  7. Verify that the KeepAlive option is enabled in the Apache configuration file /etc/httpd/conf/httpd.conf:

    Code Block
    KeepAlive On

  8. Restart Apache:

    Code Block
    $ service httpd restart

Configuration Instructions

titleShibboleth2 Apache module incompatibility

Please note that this module is currently not compatible with the Shibboleth2 service provider Apache module. When testing or using the Moonshot module, disable the Shibboleth module and restart the webserver before attempting your test. We are attempting to resolve this Section 6.2 in Apache HTTPD on module incompatibilities.

Protecting a location with Moonshot

To protect a particular location on your Apache server, you must configure it with an AuthType of "Negotiate".

The /etc/httpd/conf.d/auth_gssapi.conf file contains a sample configuration that can get you started.


To allow anyone with a valid Moonshot account to access /wherever, you would do the following:

Code Block
<Location "/wherever">
    AuthType Negotiate
    Require valid-user

Populating REMOTE_USER

Web services often rely on the REMOTE_USER Apache environment variable for user information, such as a local user account or a pseudonymous identifier.

To populate REMOTE_USER, update the FreeRADIUS reply from the RP Proxy with the User-Name RADIUS attribute in the RP Proxy's post-auth section:

Code Block
update reply {
        User-Name := "content"

Accessing Moonshot attributes

The Moonshot module can use either the Shibboleth attribute resolver library to map RADIUS and SAML attributes to internal Shibboleth attributes, and then to environment variables, or use its own internal JSON attribute resolver to map either RADIUS attributes or SAML attributes to environment variables. Read more at Configure a Linux Server's Attribute Resolution about how to configure Shibboleth or the internal JSON attribute resolvers.

We are working on enhancements that allow the Moonshot module to expose attributes in the same way as the RedHat module.

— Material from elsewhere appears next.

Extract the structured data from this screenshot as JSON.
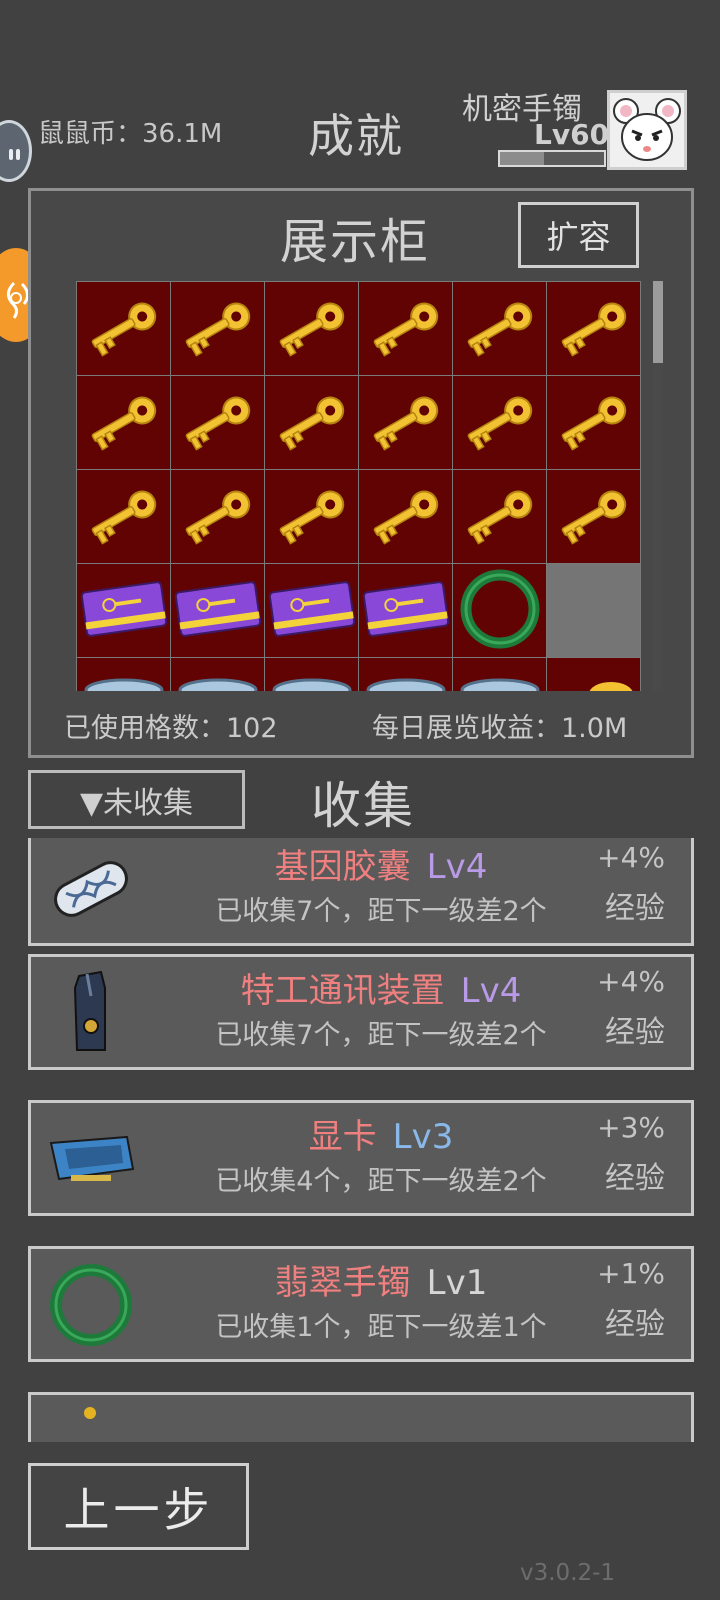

HTTPS Internet Explorer compatibility

For updated best practice with Internet Explorer connections, you should also read Microsoft's HTTPS and Keep-Alive Connections article.